Taking great care to make the pieces equal in size, he cut that small slab of fudge into 24 squares. Twenty-four! Did that mean . . . ? Surely not, for each man knew what he would be doing if he had been the fortunate one. This was a pan no bigger than the palm of their hands. Each square was barely large enough to cover the tip of their index fingers. Their eyes lifted, and they stared at Terry in astonishment.
Looking up, eyes shining with pleasure, Terry smiled. “Merry Christmas,” he said softly. It was a moment that he would never forget. The men erupted with joyful cries. As Terry carefully removed each tiny square and placed it on a fingertip or in the palm of a fellow prisoner’s hand, his own heart swelled with gratitude and joy. Here was a tiny chocolate treasure, a piece of Christmas joy in a tiny German prison camp barrack. Who could have dreamed of such a gift?

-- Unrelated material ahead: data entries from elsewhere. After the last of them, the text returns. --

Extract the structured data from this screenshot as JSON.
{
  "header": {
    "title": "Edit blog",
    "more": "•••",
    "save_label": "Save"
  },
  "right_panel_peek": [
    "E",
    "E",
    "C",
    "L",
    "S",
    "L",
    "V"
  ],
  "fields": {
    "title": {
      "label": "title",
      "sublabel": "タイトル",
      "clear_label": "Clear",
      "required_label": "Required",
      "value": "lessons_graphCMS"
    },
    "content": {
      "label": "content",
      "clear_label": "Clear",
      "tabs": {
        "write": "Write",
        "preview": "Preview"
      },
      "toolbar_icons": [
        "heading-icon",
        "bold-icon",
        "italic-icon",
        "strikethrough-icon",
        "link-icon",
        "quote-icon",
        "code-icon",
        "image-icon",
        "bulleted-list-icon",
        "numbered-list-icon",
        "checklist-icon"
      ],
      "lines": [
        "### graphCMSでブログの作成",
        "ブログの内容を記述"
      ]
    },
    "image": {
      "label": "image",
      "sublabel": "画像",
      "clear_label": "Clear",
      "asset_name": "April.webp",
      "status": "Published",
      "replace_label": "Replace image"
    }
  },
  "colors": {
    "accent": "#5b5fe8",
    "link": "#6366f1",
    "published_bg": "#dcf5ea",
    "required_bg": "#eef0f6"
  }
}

Some of the men popped the entire square into their mouths and closed their eyes in sheer delight. Others carefully licked the chocolate, eyes closed, savoring the moment. Still others broke off tiny bits so as to make the moment last as long as possible. Tears were shed. Hands were clasped. Hugs were given all around. “Merry Christmas” was heard over and over. Because of one man’s selflessness, twenty-three other men were filled with gratitude and love on that Christmas Day. They were in a lone and desperate place on the shores of the Baltic Sea, far from home and separated from their loved ones, for who knew how much longer. But here, the Christmas spirit burned as brightly as they could ever remember.
Read more of Lieutenant Terry's miraculous story in Lieutenant Terry's Christmas Fudge.
On a mission to bomb a French bridge and slow down Hitler's retreating army, U.S. bomber pilot Wendell B. Terry miraculously survived a harrowing parachute jump after his plane was hit by enemy fire. Scorched by the burning plane, he landed amid German SS troops and soon found himself in a German prisoner-of-war camp. He shared a cement room with 23 other prisoners. He lived with a dirt floor, no heat to ward off the bitter cold, one small window, and not much to do. To make matters worse, Christmas was approaching, and Lieutenant Terry's heart ached for his new wife and their child who would soon be born.
In the depths of the cold and dark, however, a light of hope was sparked by the arrival of a small parcel from the Red Cross. Chosen by lottery to receive that package, Lieutenant Terry opened it to find a small can of powdered milk, a packet of sugar, two squares of unsweetened chocolate—and a chance to bring a glimmer of Christmas joy to his fellow prisoners.